Whistable in Kent was among the list of the ‘best and worst’ seaside towns in Britain released by the Telegraph earlier this year.
The town received an impressive rating of 87/100, landing it in third place overall.
With gorgeous lanes, historic streets and breathtaking beach, the town is always on the traveler’s priority list.
However, it is being ruined after hundreds of hours of sewage is being pumped out into the sea by Southern Water.
Protesters are vying to draw attention to the pollution levels in the seaside town on Saturday, which suffered more sewage releases than any other location in Kent in 2022.
The protest will be joined by Feargal Sharkey and Jenny Jones as speakers along with Paul Whitehouse and Barry McGuigan.
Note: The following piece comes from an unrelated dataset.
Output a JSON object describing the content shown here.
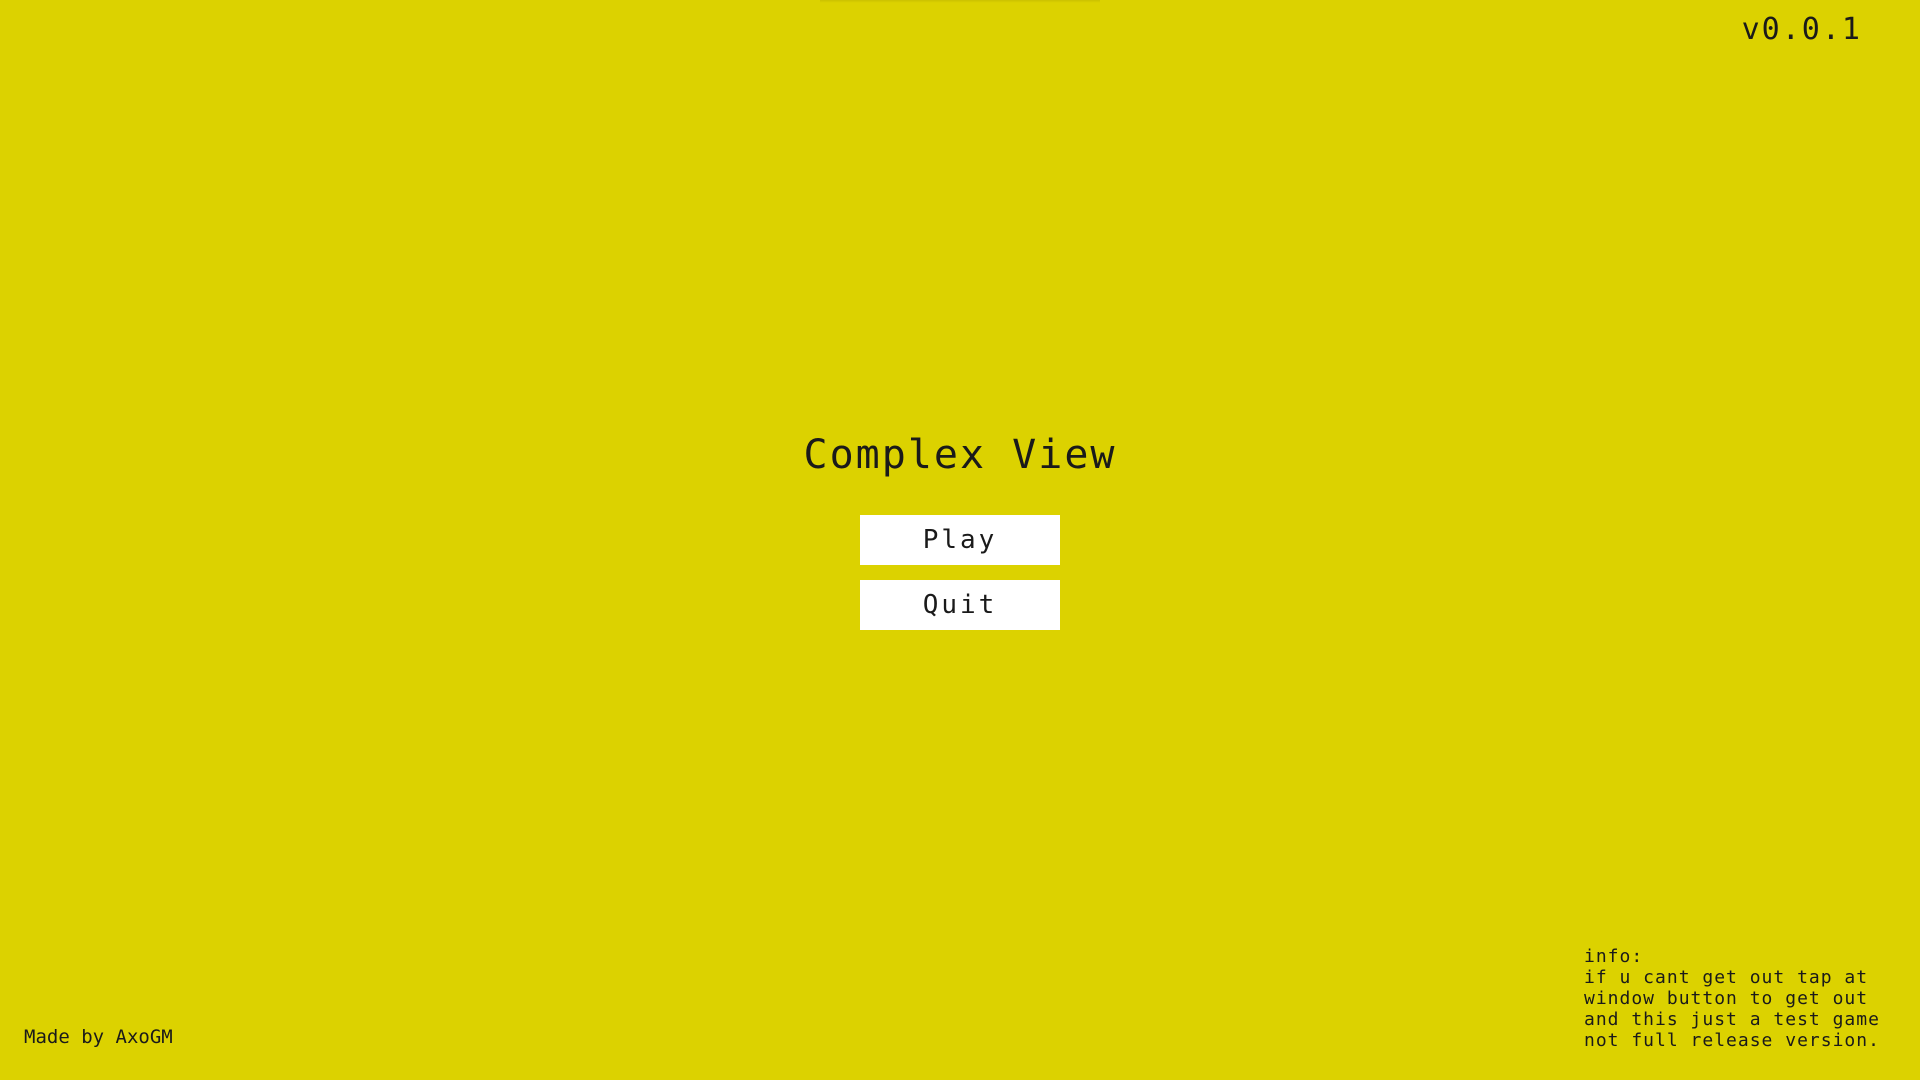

SOS Whitstable member Ed Acteson told Express.co.uk: “We (SOS Whitstable) are extremely concerned about the impact of the ongoing sewage pollution crisis on our town. It is extremely detrimental to the environment, poses a significant risk to public health and is damaging the reputation of Whitstable and our local businesses.
“We welcome promises of further investment in infrastructure by Southern Water but do not feel as though they have gone far enough or fast enough to this point.
“In 2022 Whitstable suffered the most storm overflow releases in Kent and they lasted for a combined 648 hours.
“This year we have already seen 595 hours of sewage and, with three months of the year to go, are concerned about how much higher that number is going to go.
“We are appalled at the continued lack of action from the government and the regulatory bodies on this issue, which does nothing but enable the water companies to pollute our waterways whilst claiming huge dividends and we will continue to protest until meaningful action is taken.”
Whitstable is one of Southern Water’s six project areas to look at solutions of storm overflows, with a number of interventions underway aiming to cut them by 20 per cent by 2025.
Storm overflows are designed to be used to release excess water through outputs to rivers and seas when heavy rain puts pressure on sewer networks which could lead to flooding.
Southern Water Pathfinder Delivery Lead for Kent, Jon Yates, said: “Tackling storm overflows is our top priority and I can assure everyone in Whitstable that we’re fully focused on using every tool at our disposal to ensure that storm overflows are significantly reduced.
“We’re doing this through working with partners and creating nature-based and engineering solutions But this work will take time and our focus is to find what works and then scale it up across our region so we can see positive results.”